Court orders self-proclaimed Bitcoin creator Craig Wright to pay $ 100 million
Craig Wright, the Australian computer scientist who claims to be the inventor of bitcoin, has been ordered to pay $ 100 million in damages for the family of a deceased business partner.
A Miami jury convicted Wright of defrauding late IT security expert Dave Kleiman over intellectual property for cryptocurrency. The verdict marks the latest development in a case filed against Wright by the estate of Kleiman, which alleges him of stealing between 500,000 and 1.1 million bitcoin. At the time of writing, the value of these assets exceeded $50 billion.
The federal court, however, acquitted Craig Wright of all other charges. The outcome disappointed crypto enthusiasts as it didn’t resolve the debate over whether Wright is the mythical creator of the controversial cryptocurrency.
“This has been a remarkable good outcome and I feel completely vindicated. There are still more fights. We are going to make everything change: cryptocurrency to digital cash the way it’s meant to be,” Wright said in a video message.
Many cryptocurrency enthusiasts have been angry about the recent news just as prior attempts have infuriated Bitcoiners in the past. Indeed, Wright’s relationship with bitcoin is a complicated one. This controversy all started with his claim that he was Satoshi Nakamoto but quickly backed away from providing definitive proof that he was the anonymous inventor of Bitcoin.

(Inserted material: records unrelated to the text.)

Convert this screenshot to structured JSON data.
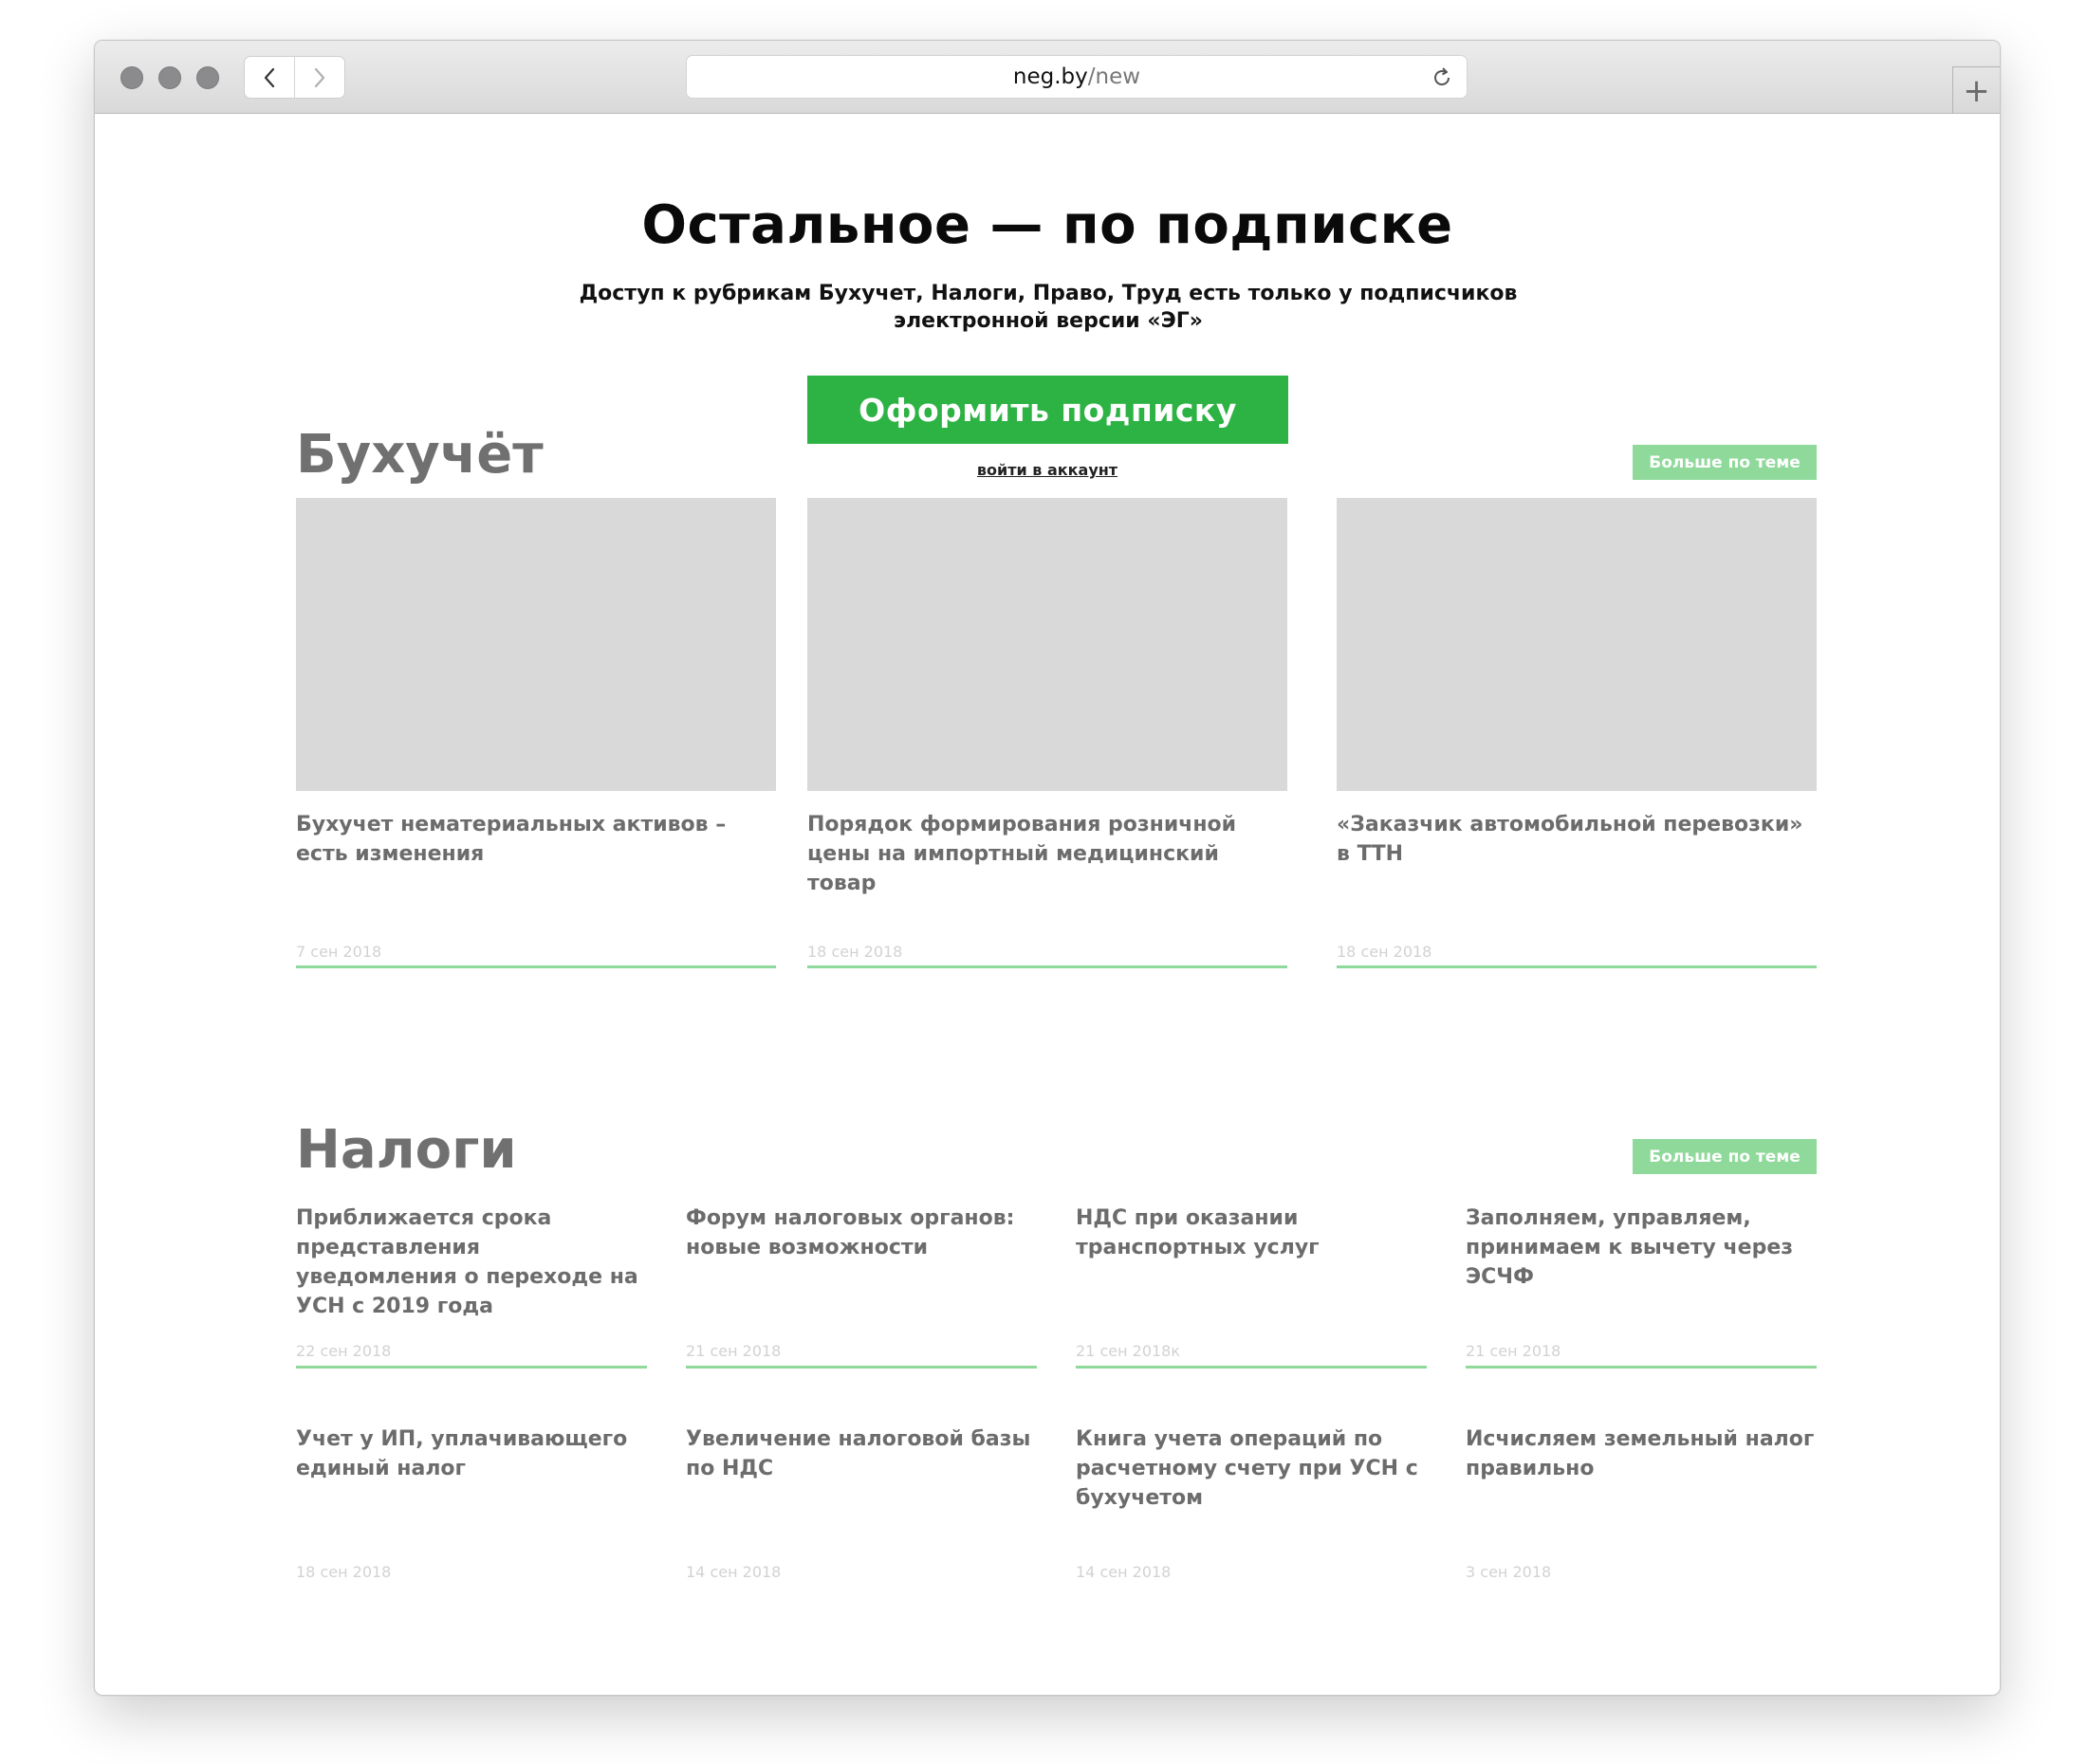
{
  "browser": {
    "url_host": "neg.by",
    "url_path": "/new"
  },
  "hero": {
    "title": "Остальное — по подписке",
    "subtitle_line1": "Доступ к рубрикам Бухучет, Налоги, Право, Труд есть только у подписчиков",
    "subtitle_line2": "электронной версии «ЭГ»",
    "subscribe_label": "Оформить подписку",
    "login_label": "войти в аккаунт"
  },
  "sections": {
    "buhuchet": {
      "title": "Бухучёт",
      "more_label": "Больше по теме",
      "cards": [
        {
          "title": "Бухучет нематериальных активов – есть изменения",
          "date": "7 сен 2018"
        },
        {
          "title": "Порядок формирования розничной цены на импортный медицинский товар",
          "date": "18 сен 2018"
        },
        {
          "title": "«Заказчик автомобильной перевозки» в ТТН",
          "date": "18 сен 2018"
        }
      ]
    },
    "nalogi": {
      "title": "Налоги",
      "more_label": "Больше по теме",
      "cards": [
        {
          "title": "Приближается срока представления уведомления о переходе на УСН с 2019 года",
          "date": "22 сен 2018"
        },
        {
          "title": "Форум налоговых органов: новые возможности",
          "date": "21 сен 2018"
        },
        {
          "title": "НДС при оказании транспортных услуг",
          "date": "21 сен 2018к"
        },
        {
          "title": "Заполняем, управляем, принимаем к вычету через ЭСЧФ",
          "date": "21 сен 2018"
        },
        {
          "title": "Учет у ИП, уплачивающего единый налог",
          "date": "18 сен 2018"
        },
        {
          "title": "Увеличение налоговой базы по НДС",
          "date": "14 сен 2018"
        },
        {
          "title": "Книга учета операций по расчетному счету при УСН с бухучетом",
          "date": "14 сен 2018"
        },
        {
          "title": "Исчисляем земельный налог правильно",
          "date": "3 сен 2018"
        }
      ]
    }
  }
}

People in the crypto community decried Craig Wright as a fraud and a scammer, and somewhere along the way, he earned the nickname Faketoshi.
Wright’s relationship to bitcoin is a complicated one
According to the court papers, Dave Kleiman died in 2013 after having been confined to a wheelchair for years following a motorcycle accident in 1995. His estate filed a class-action lawsuit in the United States District Court for the Southern District of Florida in 2016.
The allegations concern the ownership of nearly 1.1 million bitcoins, as well as the intellectual property rights of various Blockchain technologies.
Dave Kleiman was an IT expert in Palm Beach, Florida, who had much expertise in computer forensics and security. The relationship with Craig Wright, which remained mostly hidden, was born out of a mutual obsession with cryptography and data security, the court papers say.
In 2015, leaked emails from Wright to Kleiman showed they had been discussing a new form of electronic money, months before the launch of Nakomoto’s whitepaper about Bitcoin in January 2009.
The lawsuit claims that Wright schemed to steal Kleiman’s bitcoins and the intellectual property rights associated with cryptocurrency technology. In addition, he forged and backdated a series of contracts that purported to transfer Kleiman’s assets to his companies.
Shortly after his death, according to the filling, Wright made contact with Kleiman’s brother to inform him that they had been working on a project together and that Kleiman had mined enormous amounts of bitcoins, and requested to check his old computers for wallet files.
This might have given Wright access to information that only Satoshi could have known, which in turn could have been used when Wright tried to offer proof that he is the real Satoshi Nakamoto.